[RECORDS SHOWN]
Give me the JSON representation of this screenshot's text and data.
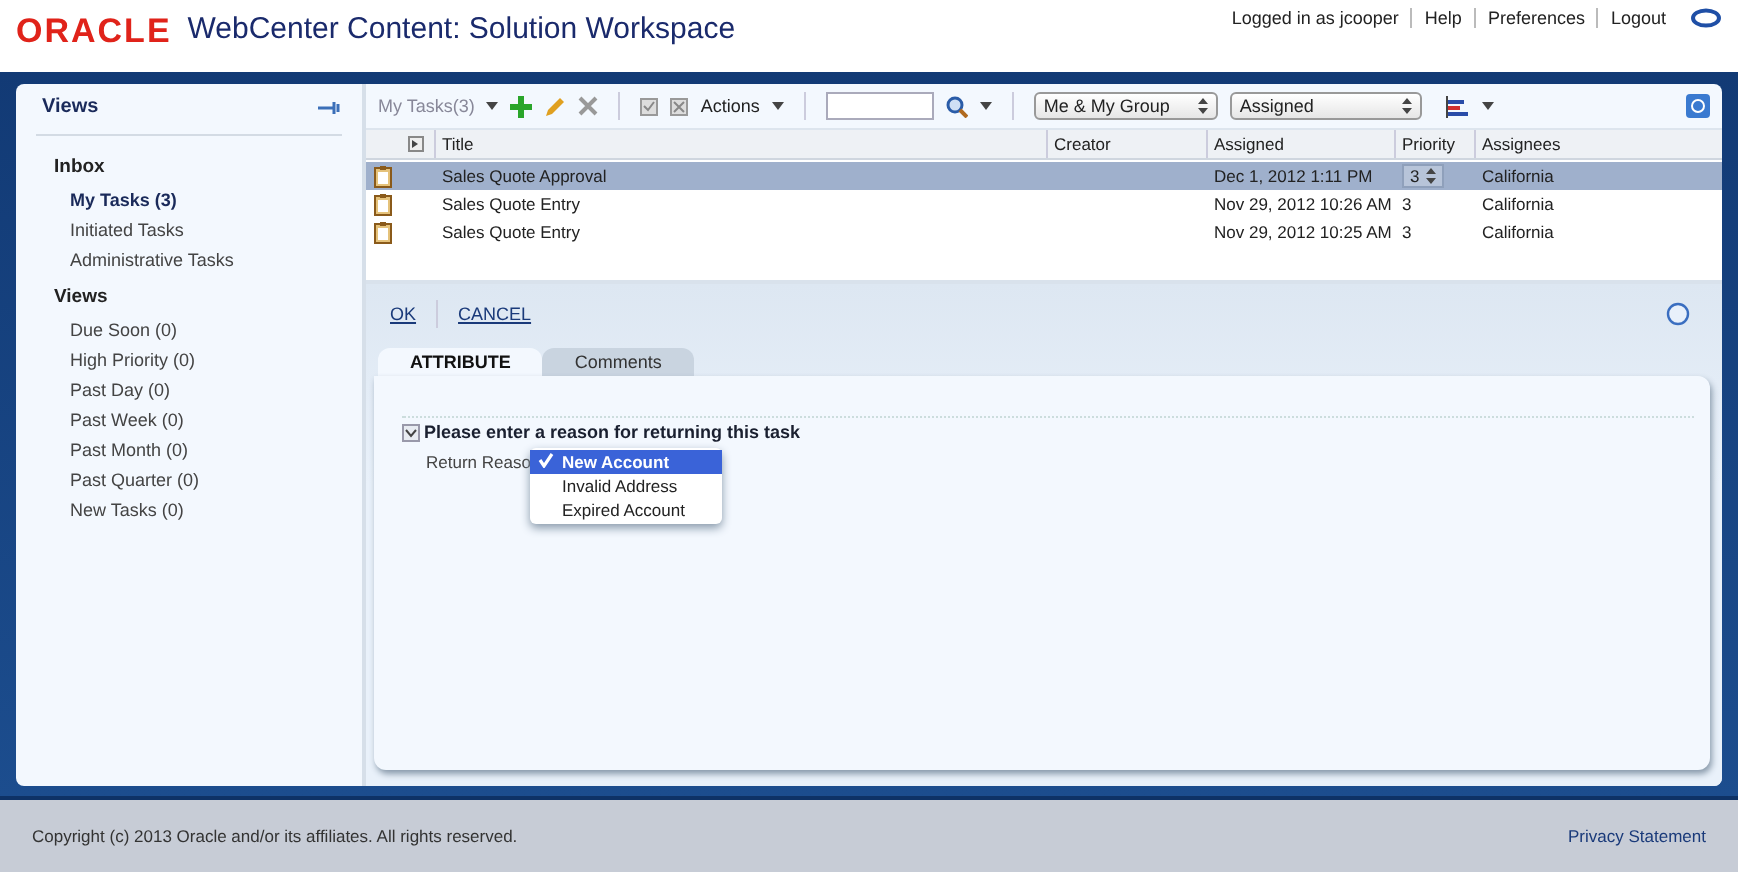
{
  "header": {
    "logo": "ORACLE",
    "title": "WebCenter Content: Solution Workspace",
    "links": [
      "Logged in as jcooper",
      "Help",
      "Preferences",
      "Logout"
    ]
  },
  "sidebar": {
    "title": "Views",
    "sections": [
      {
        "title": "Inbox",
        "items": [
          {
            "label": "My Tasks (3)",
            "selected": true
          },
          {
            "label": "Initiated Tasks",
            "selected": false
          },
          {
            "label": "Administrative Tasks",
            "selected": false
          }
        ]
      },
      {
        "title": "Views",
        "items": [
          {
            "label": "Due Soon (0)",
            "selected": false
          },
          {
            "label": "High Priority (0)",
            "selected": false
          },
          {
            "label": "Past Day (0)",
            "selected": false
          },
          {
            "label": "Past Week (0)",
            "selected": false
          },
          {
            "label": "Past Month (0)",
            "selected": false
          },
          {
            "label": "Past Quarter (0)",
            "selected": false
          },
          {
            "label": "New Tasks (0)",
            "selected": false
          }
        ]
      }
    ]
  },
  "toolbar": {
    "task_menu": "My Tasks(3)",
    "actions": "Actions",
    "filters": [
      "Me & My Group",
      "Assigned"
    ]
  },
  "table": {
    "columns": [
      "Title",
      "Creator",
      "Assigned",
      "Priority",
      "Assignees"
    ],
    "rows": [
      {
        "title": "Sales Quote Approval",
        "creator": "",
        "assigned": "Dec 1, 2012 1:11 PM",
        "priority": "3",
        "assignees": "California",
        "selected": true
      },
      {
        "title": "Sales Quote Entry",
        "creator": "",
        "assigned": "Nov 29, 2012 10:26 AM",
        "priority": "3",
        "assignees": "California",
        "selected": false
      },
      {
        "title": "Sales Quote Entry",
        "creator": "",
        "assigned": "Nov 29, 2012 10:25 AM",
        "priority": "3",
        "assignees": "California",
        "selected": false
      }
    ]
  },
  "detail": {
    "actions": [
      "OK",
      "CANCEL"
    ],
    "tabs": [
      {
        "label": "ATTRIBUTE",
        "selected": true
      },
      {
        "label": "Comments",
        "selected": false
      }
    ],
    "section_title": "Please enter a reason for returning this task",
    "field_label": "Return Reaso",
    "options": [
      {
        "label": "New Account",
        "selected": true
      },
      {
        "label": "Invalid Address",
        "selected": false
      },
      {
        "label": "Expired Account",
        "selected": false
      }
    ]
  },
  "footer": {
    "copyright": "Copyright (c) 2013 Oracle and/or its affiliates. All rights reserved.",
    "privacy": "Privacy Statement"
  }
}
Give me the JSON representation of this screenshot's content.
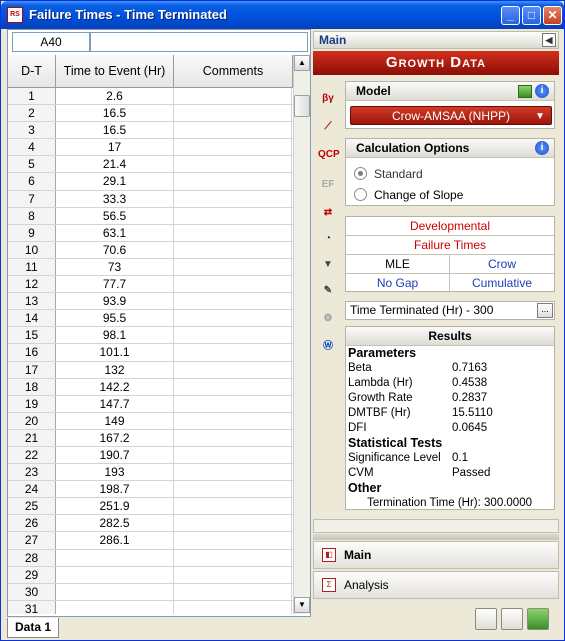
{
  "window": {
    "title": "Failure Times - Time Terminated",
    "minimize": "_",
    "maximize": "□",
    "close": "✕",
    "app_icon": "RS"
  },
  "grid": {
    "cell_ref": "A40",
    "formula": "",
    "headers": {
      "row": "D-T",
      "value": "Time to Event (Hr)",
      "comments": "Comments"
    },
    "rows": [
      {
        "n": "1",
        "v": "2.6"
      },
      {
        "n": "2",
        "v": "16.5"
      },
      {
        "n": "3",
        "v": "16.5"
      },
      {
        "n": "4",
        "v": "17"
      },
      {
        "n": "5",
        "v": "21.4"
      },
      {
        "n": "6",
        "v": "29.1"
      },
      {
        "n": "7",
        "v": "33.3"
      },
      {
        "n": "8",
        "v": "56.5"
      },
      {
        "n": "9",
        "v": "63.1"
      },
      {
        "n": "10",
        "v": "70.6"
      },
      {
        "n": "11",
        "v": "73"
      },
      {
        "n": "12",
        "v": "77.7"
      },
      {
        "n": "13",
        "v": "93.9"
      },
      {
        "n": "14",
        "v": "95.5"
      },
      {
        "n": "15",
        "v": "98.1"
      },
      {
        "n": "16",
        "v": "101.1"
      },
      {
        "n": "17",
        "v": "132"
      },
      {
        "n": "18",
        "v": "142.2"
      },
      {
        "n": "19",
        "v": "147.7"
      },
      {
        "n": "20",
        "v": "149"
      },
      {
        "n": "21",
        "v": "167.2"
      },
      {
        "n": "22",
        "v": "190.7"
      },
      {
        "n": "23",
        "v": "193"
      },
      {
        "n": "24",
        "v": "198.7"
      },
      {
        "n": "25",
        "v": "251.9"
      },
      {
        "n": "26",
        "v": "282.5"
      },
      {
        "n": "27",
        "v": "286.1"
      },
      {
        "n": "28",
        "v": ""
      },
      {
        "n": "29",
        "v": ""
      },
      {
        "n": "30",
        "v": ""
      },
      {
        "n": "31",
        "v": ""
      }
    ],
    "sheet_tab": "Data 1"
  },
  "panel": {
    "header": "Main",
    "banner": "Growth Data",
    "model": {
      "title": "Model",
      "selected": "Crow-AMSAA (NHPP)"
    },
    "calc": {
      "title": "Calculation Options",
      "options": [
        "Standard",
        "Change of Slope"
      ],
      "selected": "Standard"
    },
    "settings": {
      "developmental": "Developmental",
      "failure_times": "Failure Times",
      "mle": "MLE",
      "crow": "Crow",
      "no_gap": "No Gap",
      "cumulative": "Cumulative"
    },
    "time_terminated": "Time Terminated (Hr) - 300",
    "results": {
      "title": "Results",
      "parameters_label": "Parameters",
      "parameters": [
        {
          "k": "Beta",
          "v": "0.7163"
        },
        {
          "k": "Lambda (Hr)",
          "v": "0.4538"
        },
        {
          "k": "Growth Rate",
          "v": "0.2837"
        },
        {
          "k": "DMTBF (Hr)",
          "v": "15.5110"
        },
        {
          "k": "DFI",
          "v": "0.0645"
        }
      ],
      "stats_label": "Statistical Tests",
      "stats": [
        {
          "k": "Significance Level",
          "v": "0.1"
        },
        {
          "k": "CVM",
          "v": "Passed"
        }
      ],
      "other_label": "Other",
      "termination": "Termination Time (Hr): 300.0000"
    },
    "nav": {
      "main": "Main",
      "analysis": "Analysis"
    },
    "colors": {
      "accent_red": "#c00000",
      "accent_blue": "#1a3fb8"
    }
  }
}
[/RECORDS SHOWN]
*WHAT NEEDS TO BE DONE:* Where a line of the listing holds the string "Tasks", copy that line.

*TASK ANSWER:*
            "label": "My Tasks (3)",
            "label": "Initiated Tasks",
            "label": "Administrative Tasks",
            "label": "New Tasks (0)",
    "task_menu": "My Tasks(3)",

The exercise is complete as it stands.